This blog will be the first blog in a blog series covering H.323 and SIP gateways. H.323 and SIP gateways are significantly different than MGCP gateways. The MGCP gateway protocol follows a master/slave model in which the gateway is 100% reliant on the call agent (CUCM) to make call routing decisions. H.323 and SIP gateways represent peer to peer call routing paradigms where each gateway router analyzes the dialed digits and performs a call routing (steering) decision. To properly configure H.323 or SIP gateways, one must have a working understanding of Cisco IOS basics and develop proficiency for the digit consumption and manipulation commands used in Cisco IOS dial-peers.
It is my personal opinion that H.323 is a more stable gateway protocol than MGCP when using gateways with CUCM. H.323 offers better call survivability features than MGCP since the addition of the H.323 call preservation (call survivability) enhancement of IOS 12.4(9T). Cisco Unified Communications Manager Express (CUCME) is a self contained call routing platform that must use H.323 and/or SIP dial-peers for call routing decisions.
Dial-peers have four varieties described as follows:
POTS - Plain Old Telephony Service
VoIP – Voice over IP
VoFR – Voice over Frame
VoATM – Voice over ATM
POTS dial-peers are used to route calls to Time Division Multiplexing (TDM) interfaces (T1-CAS, FXS, FXO, E1, and T1-PRI, etc.). VoIP dial-peers are used to route calls over an IP network. VoIP dial-peers default to the H.323 protocol, but this may be changed to SIP version 2.0. Voice over Frame and Voice over ATM are two options that offered voice transport without the additional overhead of an IP / UDP / RTP header, but they never gained much popularity. Only POTS and VoIP dial-peers will be discussed in subsequent blogs about dial-peer configuration.
A dial-peer represents one or more addressable endpoints that create the call routing table in Cisco IOS. An example of a dial-peer is shown in the following example:
Router(config)#dial-peer voice 1 pots
The configuration above created a logical call routing dial-peer construct with a tab number of 1. The tab number is a field which is locally significant to the router that’s performing digit analysis. When first creating a dial-peer, the type of dial-peer must be specified. Subsequent dial-peer configuration changes can be made by addressing the tab number w/o the pots option as shown in the following example:
Router(config)#dial-p v 1
The above example also used some Cisco IOS concatenation commands that will allow the administrator to move around Cisco IOS configuration a bit faster. The following example is a dial-peer configuration for an analog phone with an internal 5-digit abbreviated dial plan plugged into FXS port 0/1/0 on the Cisco router:
POTS dial-peers only forward wildcard digits by default. Since the dial-peer configured above does not have any wildcards, no digits will be forwarded on the FXS port. We could change the behavior of this port by using the forward-digits all dial-peer configuration option shown.

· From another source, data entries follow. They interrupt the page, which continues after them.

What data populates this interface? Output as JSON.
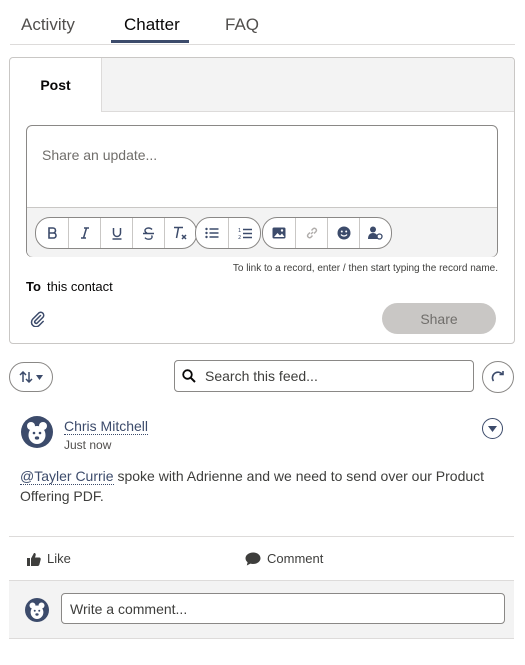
{
  "tabs": [
    {
      "label": "Activity"
    },
    {
      "label": "Chatter"
    },
    {
      "label": "FAQ"
    }
  ],
  "active_tab": "Chatter",
  "composer": {
    "tab_label": "Post",
    "placeholder": "Share an update...",
    "toolbar": {
      "format": [
        "bold-icon",
        "italic-icon",
        "underline-icon",
        "strikethrough-icon",
        "clear-format-icon"
      ],
      "lists": [
        "bulleted-list-icon",
        "numbered-list-icon"
      ],
      "insert": [
        "image-icon",
        "link-icon",
        "emoji-icon",
        "mention-icon"
      ]
    },
    "hint": "To link to a record, enter / then start typing the record name.",
    "to_label": "To",
    "to_value": "this contact",
    "share_label": "Share"
  },
  "feed": {
    "search_placeholder": "Search this feed...",
    "post": {
      "author": "Chris Mitchell",
      "time": "Just now",
      "mention": "@Tayler Currie",
      "body": " spoke with Adrienne and we need to send over our Product Offering PDF."
    },
    "like_label": "Like",
    "comment_label": "Comment",
    "comment_placeholder": "Write a comment..."
  },
  "colors": {
    "accent": "#3c4b6b",
    "border": "#dddbda",
    "panel": "#f3f3f3",
    "disabled_button": "#c9c7c5"
  }
}
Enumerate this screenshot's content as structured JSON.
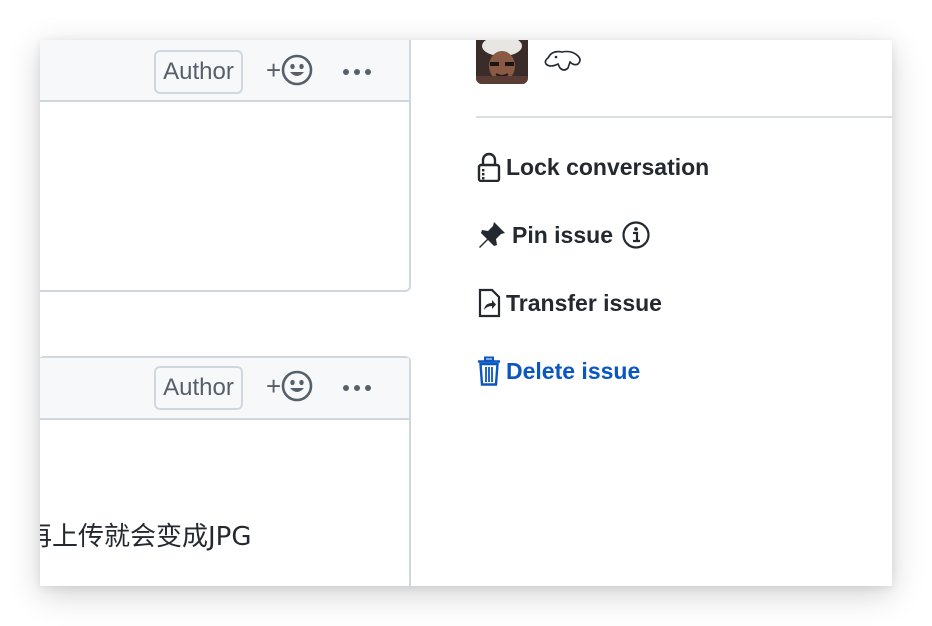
{
  "comments": [
    {
      "author_badge": "Author",
      "reaction_plus": "+",
      "body_text": ""
    },
    {
      "author_badge": "Author",
      "reaction_plus": "+",
      "body_text": "再上传就会变成JPG"
    }
  ],
  "sidebar": {
    "actions": {
      "lock": "Lock conversation",
      "pin": "Pin issue",
      "transfer": "Transfer issue",
      "delete": "Delete issue"
    }
  },
  "colors": {
    "delete_link": "#0a57c2",
    "border": "#d0d7de",
    "header_bg": "#f6f8fa"
  },
  "icons": [
    "smiley-icon",
    "kebab-icon",
    "lock-icon",
    "pin-icon",
    "info-icon",
    "transfer-icon",
    "trash-icon"
  ]
}
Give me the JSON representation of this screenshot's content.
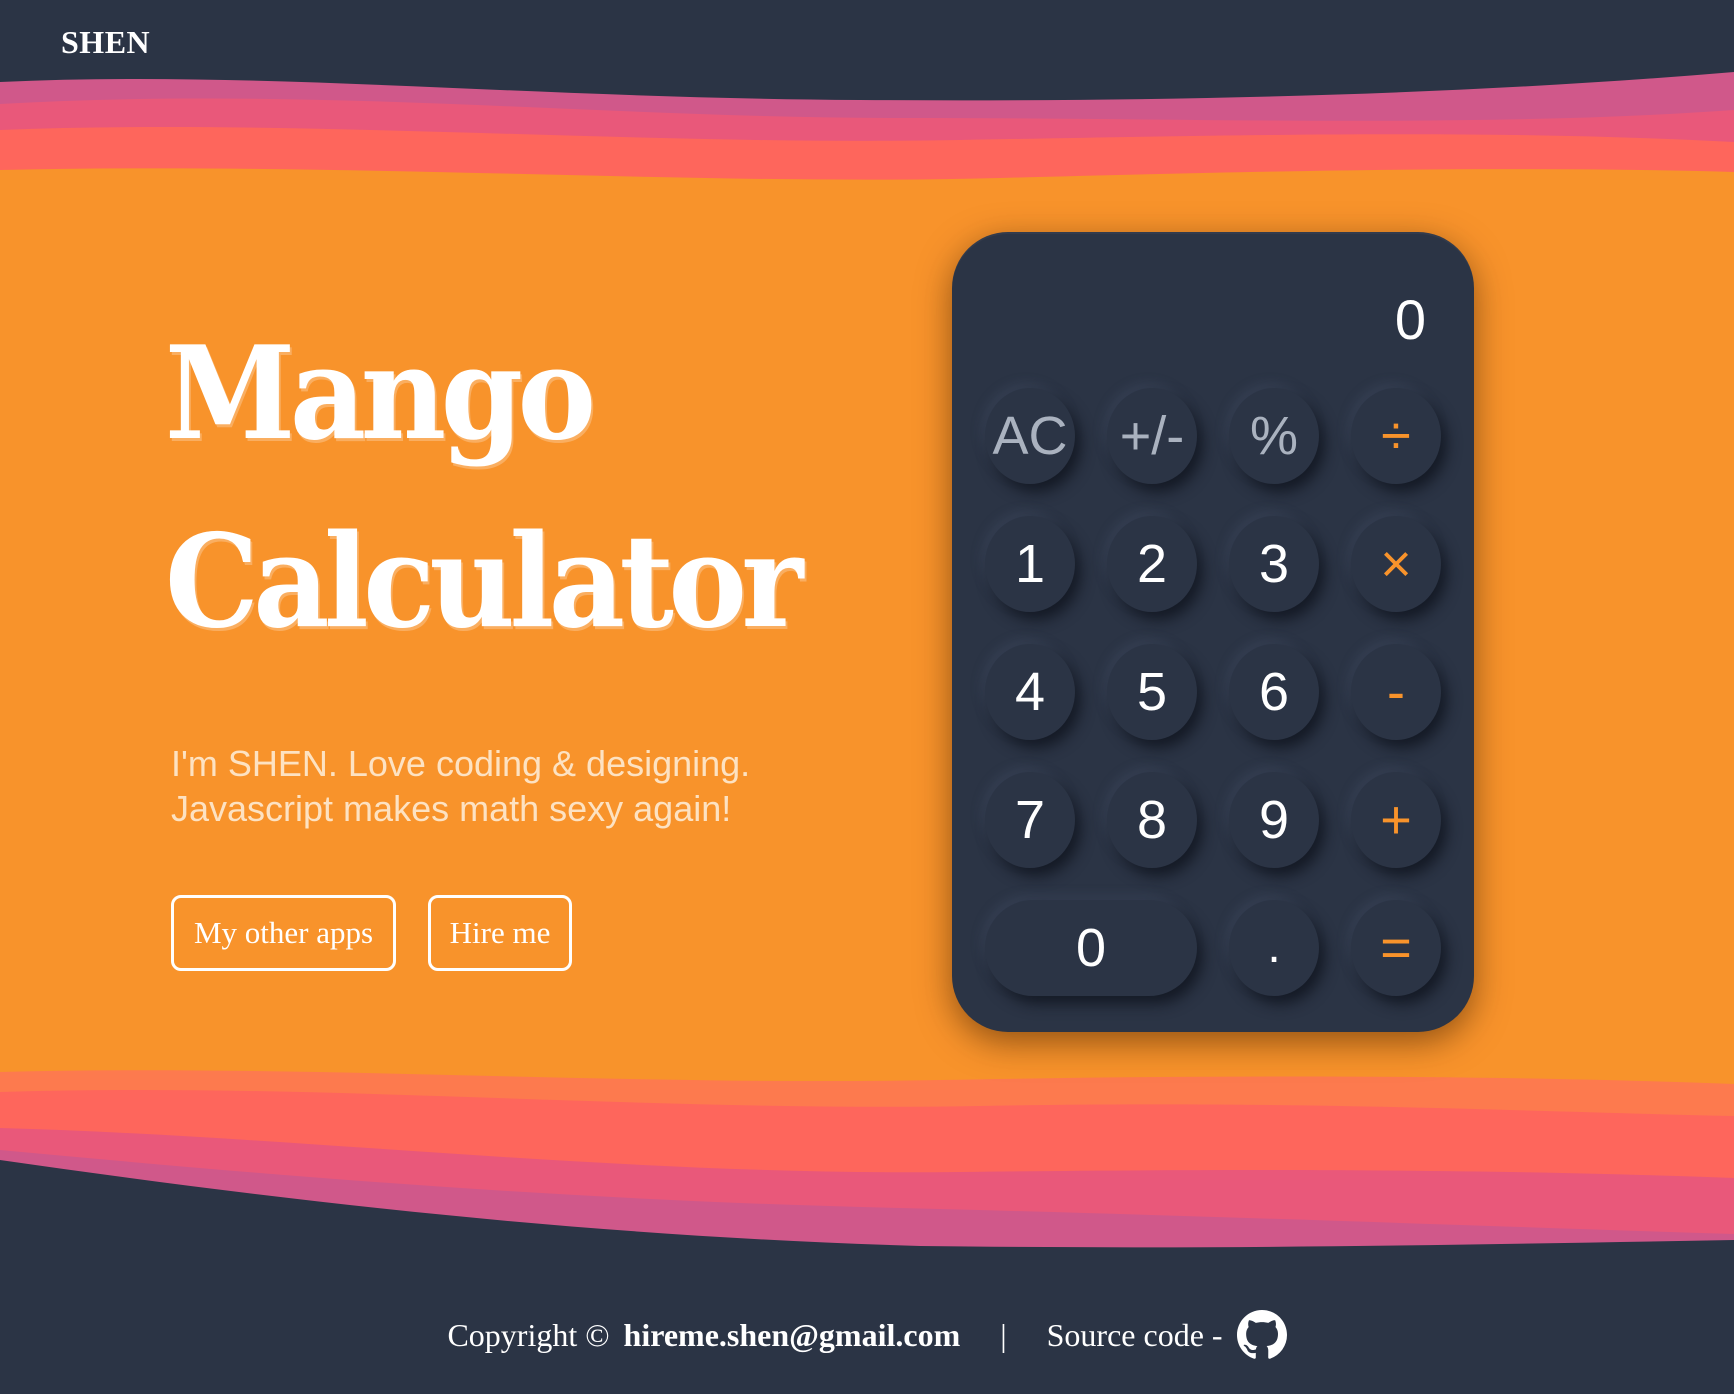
{
  "header": {
    "brand": "SHEN"
  },
  "hero": {
    "title_line1": "Mango",
    "title_line2": "Calculator",
    "tagline_line1": "I'm SHEN. Love coding & designing.",
    "tagline_line2": "Javascript makes math sexy again!",
    "buttons": {
      "apps": "My other apps",
      "hire": "Hire me"
    }
  },
  "calculator": {
    "display": "0",
    "keys": {
      "ac": "AC",
      "plusminus": "+/-",
      "percent": "%",
      "divide": "÷",
      "one": "1",
      "two": "2",
      "three": "3",
      "multiply": "×",
      "four": "4",
      "five": "5",
      "six": "6",
      "minus": "-",
      "seven": "7",
      "eight": "8",
      "nine": "9",
      "plus": "+",
      "zero": "0",
      "dot": ".",
      "equals": "="
    }
  },
  "footer": {
    "copyright": "Copyright ©",
    "email": "hireme.shen@gmail.com",
    "separator": "|",
    "source": "Source code -"
  },
  "colors": {
    "background_orange": "#f8932b",
    "navy": "#2b3445",
    "wave_coral": "#fe665c",
    "wave_pink": "#e9587a",
    "wave_magenta": "#d0588a",
    "operator_accent": "#f8932b"
  },
  "icons": {
    "github": "github-icon"
  }
}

This configuration has very undesirable effects on an FXS port connected to an analog phone. Every time a call is presented to the phone and the end user goes offhook on the phone, they will hear the five digits that were dialed. To restore the default digit stripping options of the pots dial-peer, use the “default forward-digits” command. The “no forward-digits all” command will put the command “forward-digits 0” into the dial-peer configuration. While forward-digits 0 would work in this example, the operation would be highly undesirable for TDM interfaces connecting to the PSTN or third-party voice systems.
The next blog will continue our coverage of dial-peers in Cisco IOS.
Dennis Hartmann, CCIE No. 15651, is a consultant with www.highpoint.com and author of Implementing Cisco Unified Communications Manager, Part 1. Dennis is also a lead instructor at Global Knowledge. Dennis has various certifications, including the Cisco CCVP, CCSI, CCNP, CCIP, and the Microsoft MCSE. Dennis has various specializations including unified communications, data center, routing & switching, service provider (MPLS and optical). Dennis has worked for various Fortune 500 companies, including AT&T, Sprint, Merrill Lynch, KPMG, and Cabletron Systems. He lives with his wife and children in Hopewell Junction, New York.